I whipped up my first batch of butter cookies (kinda like simple sugar cookies) last week, painstakingly kneading the dough, rolling it out and stamping snowflake shapes. I popped them in the oven, filling the whole house with the yummy aroma of freshly baked cookies, and packed them up to decorate later (after sampling one or two, of course). Yes, it was beginning to look a lot like Christmas!
That batch was just the first of many that will come out of my kitchen this winter. I also plan to make the aforementioned chocolate peanut butter balls (which are so good that a friend with peanut allergies actually ate three before he realized what was in them and we had to call an ambulance to the Christmas party – true story) and gingerbread people, of course! But I still haven’t quite decided which I’ll be bringing to the Pique’s annual cookie exchange.

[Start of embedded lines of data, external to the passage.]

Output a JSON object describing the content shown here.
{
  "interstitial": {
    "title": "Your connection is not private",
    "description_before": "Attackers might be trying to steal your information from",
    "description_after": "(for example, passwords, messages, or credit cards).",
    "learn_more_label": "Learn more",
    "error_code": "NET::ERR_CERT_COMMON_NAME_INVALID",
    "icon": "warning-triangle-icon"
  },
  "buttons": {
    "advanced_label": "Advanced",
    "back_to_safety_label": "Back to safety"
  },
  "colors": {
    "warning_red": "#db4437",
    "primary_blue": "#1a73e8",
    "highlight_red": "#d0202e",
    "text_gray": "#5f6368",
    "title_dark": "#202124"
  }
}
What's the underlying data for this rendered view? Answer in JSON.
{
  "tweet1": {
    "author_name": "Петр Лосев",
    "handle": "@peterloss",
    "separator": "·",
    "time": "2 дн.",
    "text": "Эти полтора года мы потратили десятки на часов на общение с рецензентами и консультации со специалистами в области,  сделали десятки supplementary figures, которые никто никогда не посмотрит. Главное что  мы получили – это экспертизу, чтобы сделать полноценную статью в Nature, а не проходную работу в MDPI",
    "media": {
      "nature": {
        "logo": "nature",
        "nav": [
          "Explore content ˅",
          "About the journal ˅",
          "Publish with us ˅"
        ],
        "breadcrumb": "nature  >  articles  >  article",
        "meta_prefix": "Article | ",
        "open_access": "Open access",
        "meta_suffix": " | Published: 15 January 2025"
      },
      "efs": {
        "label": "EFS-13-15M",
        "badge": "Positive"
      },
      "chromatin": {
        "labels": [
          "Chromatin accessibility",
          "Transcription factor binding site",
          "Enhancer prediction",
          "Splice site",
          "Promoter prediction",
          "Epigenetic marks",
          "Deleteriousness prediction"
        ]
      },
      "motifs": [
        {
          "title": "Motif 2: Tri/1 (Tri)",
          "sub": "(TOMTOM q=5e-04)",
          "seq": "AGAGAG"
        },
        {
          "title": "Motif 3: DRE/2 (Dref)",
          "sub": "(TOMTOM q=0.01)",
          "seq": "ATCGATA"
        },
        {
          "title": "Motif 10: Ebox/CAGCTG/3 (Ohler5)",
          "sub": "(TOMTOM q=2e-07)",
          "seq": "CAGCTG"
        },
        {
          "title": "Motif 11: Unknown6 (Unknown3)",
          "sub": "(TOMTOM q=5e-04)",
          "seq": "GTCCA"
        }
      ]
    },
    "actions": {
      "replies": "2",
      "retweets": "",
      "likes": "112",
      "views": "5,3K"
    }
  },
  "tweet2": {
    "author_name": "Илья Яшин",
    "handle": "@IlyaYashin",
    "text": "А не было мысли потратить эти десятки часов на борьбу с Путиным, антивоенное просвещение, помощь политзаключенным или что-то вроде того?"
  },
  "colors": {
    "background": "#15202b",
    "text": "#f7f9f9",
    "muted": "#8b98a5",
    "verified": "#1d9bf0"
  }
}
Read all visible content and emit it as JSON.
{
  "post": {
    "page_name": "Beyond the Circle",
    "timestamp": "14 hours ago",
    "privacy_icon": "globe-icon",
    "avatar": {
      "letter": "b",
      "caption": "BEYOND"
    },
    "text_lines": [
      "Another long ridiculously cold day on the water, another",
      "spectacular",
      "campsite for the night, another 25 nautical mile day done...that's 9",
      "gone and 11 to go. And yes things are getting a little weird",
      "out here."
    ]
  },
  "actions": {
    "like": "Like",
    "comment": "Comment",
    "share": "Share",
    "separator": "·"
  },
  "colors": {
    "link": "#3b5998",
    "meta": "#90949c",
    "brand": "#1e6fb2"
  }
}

We started the inter-office cookie exchange back in 2008, recruiting bakers and non-bakers alike to whip up a few dozen of their favourite cookies to swap for the others. Now, the traditional “cookie exchange” model usually involves about eight people (like busy moms) who bake five to six dozen cookies of one type, then trade them so they don’t have to do any additional baking over the holidays. But in our office, there are probably more non-bakers than bakers, so asking people to churn out 72 unburnt cookies is a bit unrealistic. By scaling down the number and inviting more people, we always end up with a delicious tin-full of goodies, though you probably only get two or three of each kind.

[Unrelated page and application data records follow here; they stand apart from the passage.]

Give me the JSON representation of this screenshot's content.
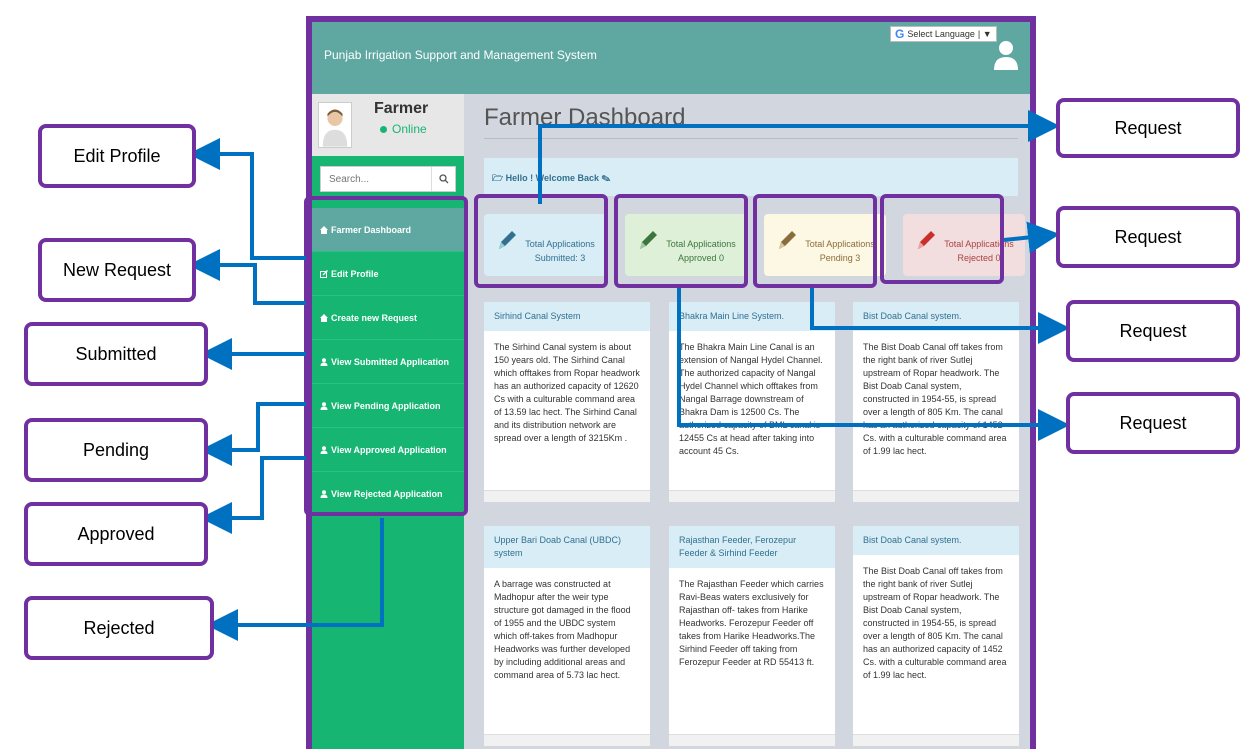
{
  "app": {
    "title": "Punjab Irrigation Support and Management System",
    "language_label": "Select Language"
  },
  "profile": {
    "name": "Farmer",
    "status": "Online"
  },
  "search": {
    "placeholder": "Search..."
  },
  "menu": [
    {
      "label": "Farmer Dashboard",
      "icon": "dashboard-icon",
      "active": true
    },
    {
      "label": "Edit Profile",
      "icon": "edit-icon"
    },
    {
      "label": "Create new Request",
      "icon": "dashboard-icon"
    },
    {
      "label": "View Submitted Application",
      "icon": "user-icon"
    },
    {
      "label": "View Pending Application",
      "icon": "user-icon"
    },
    {
      "label": "View Approved Application",
      "icon": "user-icon"
    },
    {
      "label": "View Rejected Application",
      "icon": "user-icon"
    }
  ],
  "page": {
    "title": "Farmer Dashboard",
    "welcome": "Hello ! Welcome Back"
  },
  "stats": [
    {
      "line1": "Total Applications",
      "line2": "Submitted: 3",
      "color": "#31708f"
    },
    {
      "line1": "Total Applications",
      "line2": "Approved 0",
      "color": "#3c763d"
    },
    {
      "line1": "Total Applications",
      "line2": "Pending 3",
      "color": "#8a6d3b"
    },
    {
      "line1": "Total Applications",
      "line2": "Rejected 0",
      "color": "#a94442"
    }
  ],
  "cards": [
    {
      "title": "Sirhind Canal System",
      "body": "The Sirhind Canal system is about 150 years old. The Sirhind Canal which offtakes from Ropar headwork has an authorized capacity of 12620 Cs with a culturable command area of 13.59 lac hect. The Sirhind Canal and its distribution network are spread over a length of 3215Km ."
    },
    {
      "title": "Bhakra Main Line System.",
      "body": "The Bhakra Main Line Canal is an extension of Nangal Hydel Channel. The authorized capacity of Nangal Hydel Channel which offtakes from Nangal Barrage downstream of Bhakra Dam is 12500 Cs. The authorized capacity of BML canal is 12455 Cs at head after taking into account 45 Cs."
    },
    {
      "title": "Bist Doab Canal system.",
      "body": "The Bist Doab Canal off takes from the right bank of river Sutlej upstream of Ropar headwork. The Bist Doab Canal system, constructed in 1954-55, is spread over a length of 805 Km. The canal has an authorized capacity of 1452 Cs. with a culturable command area of 1.99 lac hect."
    },
    {
      "title": "Upper Bari Doab Canal (UBDC) system",
      "body": "A barrage was constructed at Madhopur after the weir type structure got damaged in the flood of 1955 and the UBDC system which off-takes from Madhopur Headworks was further developed by including additional areas and command area of 5.73 lac hect."
    },
    {
      "title": "Rajasthan Feeder, Ferozepur Feeder & Sirhind Feeder",
      "body": "The Rajasthan Feeder which carries Ravi-Beas waters exclusively for Rajasthan off- takes from Harike Headworks. Ferozepur Feeder off takes from Harike Headworks.The Sirhind Feeder off taking from Ferozepur Feeder at RD 55413 ft."
    },
    {
      "title": "Bist Doab Canal system.",
      "body": "The Bist Doab Canal off takes from the right bank of river Sutlej upstream of Ropar headwork. The Bist Doab Canal system, constructed in 1954-55, is spread over a length of 805 Km. The canal has an authorized capacity of 1452 Cs. with a culturable command area of 1.99 lac hect."
    }
  ],
  "annotations": {
    "left": [
      "Edit Profile",
      "New Request",
      "Submitted",
      "Pending",
      "Approved",
      "Rejected"
    ],
    "right": [
      "Request",
      "Request",
      "Request",
      "Request"
    ]
  },
  "colors": {
    "annotation_border": "#7030a0",
    "arrow": "#0070c0",
    "topbar": "#5fa8a1",
    "sidebar": "#17b572"
  }
}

Somehow, our festive and friendly “exchange” has morphed into a “bake-off” – I guess we’re a pretty competitive bunch here at Pique – and people take a lot of pride in their cookie creations. I’m thinking we may need to institute some sort of prize; perhaps a trophy? Anyone know where I can get my hands on a cookie-shaped trophy?
Anyways, last year, we had a pretty impressive spread: think rum balls, white chocolate macadamia nut, gingersnaps, chocolate pecan slices and many more sweet treats. There are absolutely no store-boughts permitted (that rule was instituted after a few unnamed male staffers decided to take the lazy way out and buy a package of Dad’s oatmeal cookies on the way to work). But the real trick is to make sure that there are no duplicates – only one person can bring gingerbread, etc… – so everyone takes home an awesome assortment of cookies.
I’m leaning towards the sugar cookie cutouts I brought last year, but that seems a bit boring and safe. So I’ve dug out my handy copy of Better Homes and Gardens: Ultimate Cookies and after leafing through pages of drool-inducing photos and recipes, I think I’ve narrowed it down to mini milk chocolate cookie sandwiches, bocca di nonna with earl grey ganache, or mocha wands – sumptuous sticks that look just perfect for stirring up a latte, biscotti-style. Who knows, maybe I’ll have to make all three…
Throw in a few glasses of eggnog to accompany the cookie feast, and we’ll be well on our way to a pre-Christmas sugar coma. I’ll drink to that! Happy holidays!